Web developers design websites, both front end (what users see when they interact with the website) and back end (the code that allows the website to function). Web development is an ideal career for self-starters with computer training gained while in the military and a knack for problem-solving. Many web developers are self-employed and make their own hours, though some companies will hire part-time developers as well. Web development requires, at the very least, strong knowledge of the markup languages HTML and CSS, and ideally knowledge of one or more programming languages like Python or SQL. Becoming a web developer does not require any special certification; many developers got their start just 'messing around' in their spare time. However, there are many formal web development programs out there, ranging from programming 'boot camps,' to one-off classes at technical schools, to full associate's and bachelor's degrees in web development or design.
Dietitian or Nutritionist
Dietitians and nutritionists advise people on how to best use food and nutrition to manage disease and promote overall health. Veterans with food service specialist experience from their time in the military may be interested in pursuing this field. Most members of this profession are affiliated with a hospital or government program, and 1 in 4 worked part-time in 2016, stated the BLS. This job requires interpersonal skills, a compassionate ear, and an ability to independently evaluate a client's health and determine a course of action for the most appropriate nutritional plan to address any issues. Becoming a dietitian or nutritionist requires a bachelor's degree in a relevant field (nutrition, biology, public health, etc.) and several hundred hours of additional training, usually in the form of an internship. Many, though not all, states require some form of certification or licensure.
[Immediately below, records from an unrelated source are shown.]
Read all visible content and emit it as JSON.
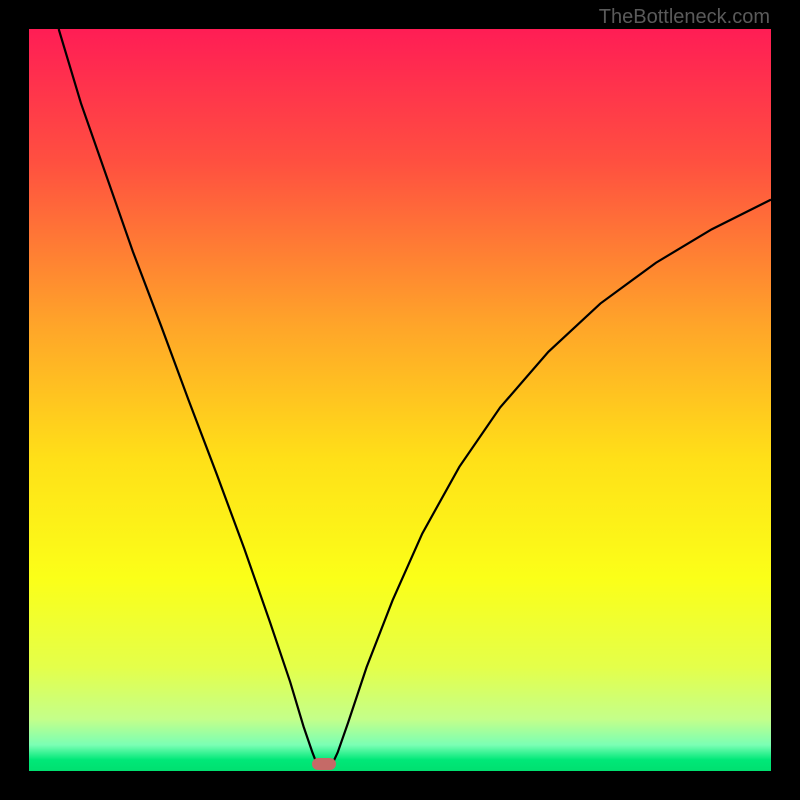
{
  "watermark": "TheBottleneck.com",
  "chart_data": {
    "type": "line",
    "title": "",
    "xlabel": "",
    "ylabel": "",
    "xlim": [
      0,
      100
    ],
    "ylim": [
      0,
      100
    ],
    "background_gradient": {
      "stops": [
        {
          "pos": 0.0,
          "color": "#ff1d55"
        },
        {
          "pos": 0.18,
          "color": "#ff5040"
        },
        {
          "pos": 0.4,
          "color": "#ffa529"
        },
        {
          "pos": 0.58,
          "color": "#ffe018"
        },
        {
          "pos": 0.74,
          "color": "#fbff18"
        },
        {
          "pos": 0.86,
          "color": "#e4ff4a"
        },
        {
          "pos": 0.93,
          "color": "#c4ff8a"
        },
        {
          "pos": 0.965,
          "color": "#7affb4"
        },
        {
          "pos": 0.985,
          "color": "#00e878"
        },
        {
          "pos": 1.0,
          "color": "#00e070"
        }
      ]
    },
    "series": [
      {
        "name": "bottleneck-curve",
        "color": "#000000",
        "points": [
          {
            "x": 4.0,
            "y": 100.0
          },
          {
            "x": 7.0,
            "y": 90.0
          },
          {
            "x": 10.5,
            "y": 80.0
          },
          {
            "x": 14.0,
            "y": 70.0
          },
          {
            "x": 17.8,
            "y": 60.0
          },
          {
            "x": 21.5,
            "y": 50.0
          },
          {
            "x": 25.3,
            "y": 40.0
          },
          {
            "x": 29.0,
            "y": 30.0
          },
          {
            "x": 32.5,
            "y": 20.0
          },
          {
            "x": 35.2,
            "y": 12.0
          },
          {
            "x": 37.0,
            "y": 6.0
          },
          {
            "x": 38.2,
            "y": 2.5
          },
          {
            "x": 38.7,
            "y": 1.2
          },
          {
            "x": 39.0,
            "y": 0.8
          },
          {
            "x": 40.5,
            "y": 0.8
          },
          {
            "x": 41.0,
            "y": 1.2
          },
          {
            "x": 41.6,
            "y": 2.5
          },
          {
            "x": 43.0,
            "y": 6.5
          },
          {
            "x": 45.5,
            "y": 14.0
          },
          {
            "x": 49.0,
            "y": 23.0
          },
          {
            "x": 53.0,
            "y": 32.0
          },
          {
            "x": 58.0,
            "y": 41.0
          },
          {
            "x": 63.5,
            "y": 49.0
          },
          {
            "x": 70.0,
            "y": 56.5
          },
          {
            "x": 77.0,
            "y": 63.0
          },
          {
            "x": 84.5,
            "y": 68.5
          },
          {
            "x": 92.0,
            "y": 73.0
          },
          {
            "x": 100.0,
            "y": 77.0
          }
        ]
      }
    ],
    "marker": {
      "x": 39.8,
      "y": 1.0,
      "color": "#c56a67"
    }
  }
}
Occupational therapists work therapeutically with patients who may be injured, ill, or disabled to help them achieve a satisfying state of life. A successful occupational therapist is one who is empathetic, motivating, and patient, and this might be a good career for veterans who want to help other vets less fortunate than themselves regain their independence. Occupational therapy is a highly paid job with excellent growth prospects. One in three occupational therapists works part-time, said the BLS in 2016, and the hours are often flexible depending on patients' needs. Becoming an occupational therapist requires a master's degree in occupational therapy, as well as state licensure. A master's degree program generally takes 2 to 3 years to complete. Part-time occupational therapy programs (which offer classes on nights and weekends) are also available.